The film was directed by Jim Stenstrum, who worked as a character designer on numerous previous Scooby-Doo productions, beginning in 1983 with The New Scooby and Scrappy-Doo Show. Hiroshi Aoyama and Kazumi Fukushima directed the film as well, but are not credited on the picture. This and the following two films had a darker tone than the original cartoon series since the monsters were real. The film was dedicated to memory of Don Messick. Production started at Hanna-Barbera, the company that originally created Scooby-Doo, but was finished at Warner Bros. Animation (Hanna-Barbera's operations had moved to the Warner Bros. Television Animation building in 1998), whom would then go on to produce all subsequent Scooby-Doo direct-to-video movies (though still copyrighted to Hanna-Barbera.)

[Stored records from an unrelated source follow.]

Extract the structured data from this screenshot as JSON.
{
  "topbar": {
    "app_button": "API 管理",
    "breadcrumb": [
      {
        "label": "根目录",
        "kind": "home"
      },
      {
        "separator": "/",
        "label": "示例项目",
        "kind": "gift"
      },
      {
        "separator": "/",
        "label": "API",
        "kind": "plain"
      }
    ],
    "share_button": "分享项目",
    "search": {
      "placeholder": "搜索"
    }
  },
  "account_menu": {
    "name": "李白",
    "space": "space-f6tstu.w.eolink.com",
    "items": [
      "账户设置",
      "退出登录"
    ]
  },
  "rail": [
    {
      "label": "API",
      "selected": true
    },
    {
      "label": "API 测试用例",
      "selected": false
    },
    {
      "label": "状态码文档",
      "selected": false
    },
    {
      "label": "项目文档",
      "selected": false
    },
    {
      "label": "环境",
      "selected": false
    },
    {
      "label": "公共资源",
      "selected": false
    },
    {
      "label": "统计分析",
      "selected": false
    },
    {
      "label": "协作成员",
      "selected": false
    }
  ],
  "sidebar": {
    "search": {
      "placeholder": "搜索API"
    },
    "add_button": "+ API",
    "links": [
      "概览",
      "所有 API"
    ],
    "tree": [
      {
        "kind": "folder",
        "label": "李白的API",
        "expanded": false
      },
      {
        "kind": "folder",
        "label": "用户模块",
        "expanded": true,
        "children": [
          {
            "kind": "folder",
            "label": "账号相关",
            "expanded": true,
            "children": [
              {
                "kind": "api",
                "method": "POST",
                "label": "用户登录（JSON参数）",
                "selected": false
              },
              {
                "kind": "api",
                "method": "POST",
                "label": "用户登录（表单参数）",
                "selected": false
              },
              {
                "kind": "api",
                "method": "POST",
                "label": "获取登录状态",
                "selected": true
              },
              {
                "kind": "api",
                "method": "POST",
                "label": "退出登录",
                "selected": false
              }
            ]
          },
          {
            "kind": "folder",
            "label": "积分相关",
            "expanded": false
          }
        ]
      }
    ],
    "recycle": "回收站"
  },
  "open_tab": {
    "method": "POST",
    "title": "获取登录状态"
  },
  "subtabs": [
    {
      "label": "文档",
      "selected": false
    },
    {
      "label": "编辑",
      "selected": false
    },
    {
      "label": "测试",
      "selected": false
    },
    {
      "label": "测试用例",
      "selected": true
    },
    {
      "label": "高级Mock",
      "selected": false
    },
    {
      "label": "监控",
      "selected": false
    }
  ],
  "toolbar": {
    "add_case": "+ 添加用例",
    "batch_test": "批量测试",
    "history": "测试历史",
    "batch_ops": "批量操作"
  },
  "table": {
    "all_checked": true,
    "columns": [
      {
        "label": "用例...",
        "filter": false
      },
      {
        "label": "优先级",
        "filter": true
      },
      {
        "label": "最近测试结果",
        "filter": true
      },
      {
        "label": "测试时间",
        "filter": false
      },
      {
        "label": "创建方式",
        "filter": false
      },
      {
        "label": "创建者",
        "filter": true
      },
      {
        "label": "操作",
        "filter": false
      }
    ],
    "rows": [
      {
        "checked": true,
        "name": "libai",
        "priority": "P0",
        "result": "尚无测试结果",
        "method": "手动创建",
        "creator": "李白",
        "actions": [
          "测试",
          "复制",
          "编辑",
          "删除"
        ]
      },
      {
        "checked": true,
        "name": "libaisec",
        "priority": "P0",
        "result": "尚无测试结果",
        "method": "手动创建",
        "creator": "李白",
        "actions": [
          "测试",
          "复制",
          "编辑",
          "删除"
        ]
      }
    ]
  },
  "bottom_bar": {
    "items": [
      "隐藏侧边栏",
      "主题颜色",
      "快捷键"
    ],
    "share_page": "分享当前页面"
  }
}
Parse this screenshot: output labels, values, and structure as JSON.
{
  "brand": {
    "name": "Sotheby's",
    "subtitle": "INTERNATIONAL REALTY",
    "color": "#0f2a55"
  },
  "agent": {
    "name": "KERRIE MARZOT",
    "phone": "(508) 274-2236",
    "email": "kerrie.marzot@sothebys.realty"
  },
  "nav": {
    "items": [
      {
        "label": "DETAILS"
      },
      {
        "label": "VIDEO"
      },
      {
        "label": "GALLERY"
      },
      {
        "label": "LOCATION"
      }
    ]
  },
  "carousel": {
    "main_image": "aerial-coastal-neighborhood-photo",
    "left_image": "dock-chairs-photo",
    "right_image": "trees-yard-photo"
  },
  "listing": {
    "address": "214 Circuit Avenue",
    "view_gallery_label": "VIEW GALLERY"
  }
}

Professional composer Steven Bramson (who is also known for his contributions with fellow composer Bruce Broughton on projects such as Tiny Toon Adventures, JAG and Lost in Space) wrote all the music for the feature. The soundtrack for the film features three songs composed specifically for the film. "The Ghost Is Here" and "It's Terror Time Again", both written by Glenn Leopold, were performed by Skycycle. The title track, "Scooby-Doo, Where Are You", was performed by Third Eye Blind. The film was animated and is presented in standard 1.33:1 full frame format.
The film was released on VHS on September 22, 1998, and made its television debut a little over a month later on October 31, 1998, on Cartoon Network. The film also made another television appearance on October 31, 2000, on TBS, along with Scooby-Doo and the Witch's Ghost. It was released on DVD on March 6, 2001, and re-released with extra bonus features on February 8, 2005.
The film was promoted as part of Cartoon Network's "Wacky Racing" sponsorship deal with Melling Racing in 1998, as the third of four paint schemes featured on the NASCAR Winston Cup Series #9 Ford Taurus driven by then-rookie Jerry Nadeau. The paint scheme debuted at Richmond International Raceway in the Exide NASCAR Select Batteries 400 on September 12, 1998, and was featured on the car through the Dura Lube Kmart 500 at Phoenix International Raceway on October 25, 1998, for a total of seven races out of the thirty-three race schedule.
The film has received a following of fans who credit the film for resurrecting the Scooby-Doo franchise, and for being a significantly darker film than the original series.
The videos sold well and received critical acclaim from critics, praising the animation, voices and story for its originality. The success of the film and its near-universal acclaim led to a series of direct-to-video Scooby-Doo feature films and a new television series, What's New, Scooby-Doo?. The movie currently holds a rating of 88% on Rotten Tomatoes.
The success of the film led to the creation of the second movie, Scooby-Doo and the Witch's Ghost (1999).
- Michael Stailey (March 21, 2003). "Scooby-Doo on Zombie Island - DVD Review". DVD Verdict. Retrieved March 21, 2003.
- IMDB - Scooby-Doo on Zombie Island (1998) (V) - Soundtracks
- Jillian Mapes (October 23, 1998). "Ghosts, Goosebumps Celebrate Halloween". Miami Herald. Retrieved January 28, 2011.
- John Wirt (October 30, 1998). "Scooby's Zombie Island TV premiere is Halloween treat for lucky dog Innes". The Advocate. Retrieved January 27, 2011.
- Tom Maurstad (October 31, 1998). "Scooby-Doo, where . . . oh, there you are". The Dallas Morning News. Retrieved January 27, 2011.
- "Car number 9 in 1988 NASCAR Sprint Cup". Racing-Reference.info. Retrieved 7 April 2012.
- "Scooby-Doo on Zombie Island". Rotten Tomatoes. Retrieved March 24, 2012.